Bespoke – [bəˈspōk]. Adjective. Made to individual order (as in clothing); custom-made.
Shortly after the beginning of the year I visited with an old friend -- but a new client -- who had contacted me because she was interested in “getting a Will done.” She is an educated, well-spoken professional with, I trusted, a certain amount of savvy when it came to matters legal and financial. After gathering some initial demographic information – identifying her spouse and children and developing a rough idea of her net worth, the conversation unfolded something like this:
Client: “So what kind of Will do you think I need?”
Me, confused: “What kind? I don’t understand...”
Client, patiently: “What sort of Will should I have? I mean, you have – like what? – 3 or 4 different kinds of Wills on your computer and you just fill in our names, right?”
Me, catching on: “Well, not exactly.”

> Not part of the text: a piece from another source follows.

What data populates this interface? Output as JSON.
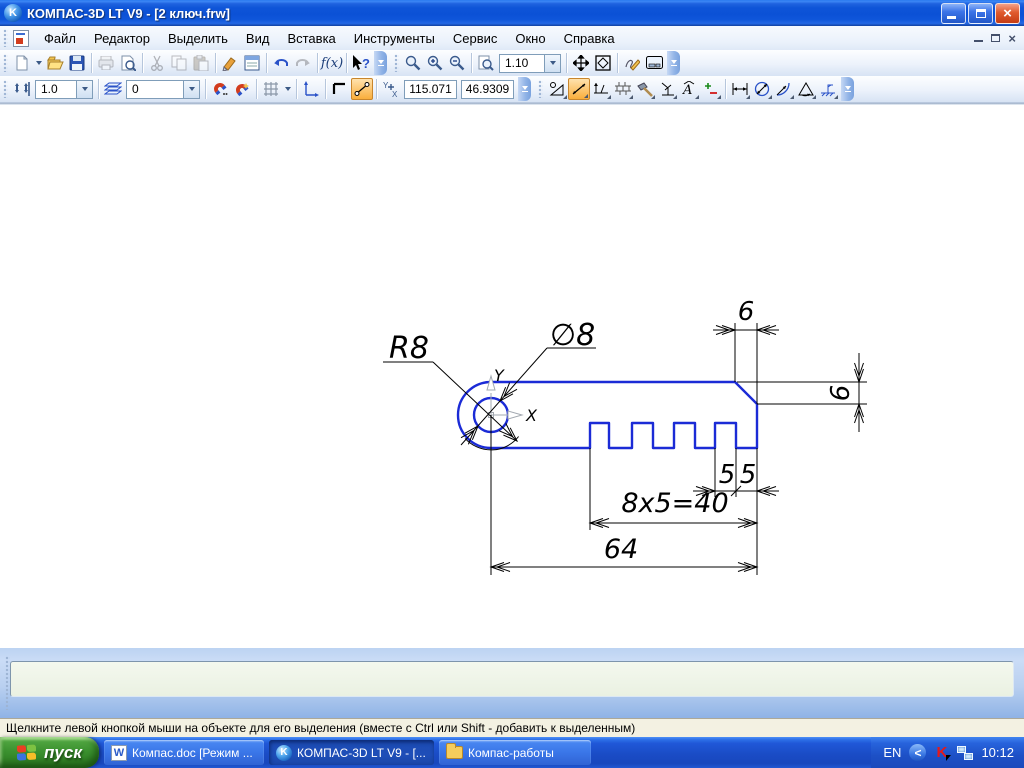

Client, insistent: “I mean, is there one form for married people and a different one for singles? And maybe one if you have kids and another if you don’t?”
Me, smiling: “See, here’s how this process works…”
We proceeded to have a long and thoughtful exploration of the client’s financial circumstances, some family issues that trouble her, her hopes and expectations for her children, and a possible legacy for her grandchildren. Together, we eventually crafted a thoughtful plan that structured a safety net for her aging parents, provided protection and support for her spouse and children, and established a modest endowment for her college, all while minimizing future estate tax implications. She slowly came to understand that the process of estate planning is centered on helping her identify what was important to her, educating her about available options, and selecting the best techniques currently available to us to construct a solution addressing her goals.
No two clients with whom I’ve had the pleasure of working have the same estate plan. This should be intuitive as no two clients are the same, no two clients’ families are the same, and no two clients’ financial circumstances are the same. To be sure, clients express similar themes and share similar aspirations, and there are strategies in the estate planner’s arsenal that are used with regularity, but each plan—when done right—is designed with the individual client in mind.
At its most fundamental level, estate planning starts with identifying the beneficiaries that you want to receive your assets after you pass away. However, custom, made-to-order estate planning goes well above and beyond that fundamental level – it also touches on some, or all, of these issues:
My client came to understand that this type of planning is not a one-time event, but an organic, ongoing process that should evolve and mold to changing circumstances. As discussed in our last newsletter, planning should be reviewed and updated frequently as your family circumstances, financial situations, and the legal landscape change over your lifetime.
This piece started with the definition of the word “bespoke.” Though it has roots a couple hundred years deep, it has been finding its way into modern usage again – often cropping up in non-traditional contexts (e.g., bespoke cuisine; bespoke software solutions). Its original usage sprang from the world of haberdashery where a custom handmade suit of clothes was often said to be “bespoke.”
All good tailors have the same building blocks for a suit of clothes—cloth, thread, buttons, patterns, and so forth—but it takes discussion with the customer, a keen eye for detail, the right selection of materials, and the masterful execution of the pattern that results in a well-crafted, form-fitting, bespoke suit.
In much the same way, all good estate planners have a variety of tools in their planning tool chests. Knowing which tool is right for a client takes educated discussion, personal engagement, and sensitivity. The result of this attorney-client collaboration is an estate plan custom designed for the individual client – a bespoke plan.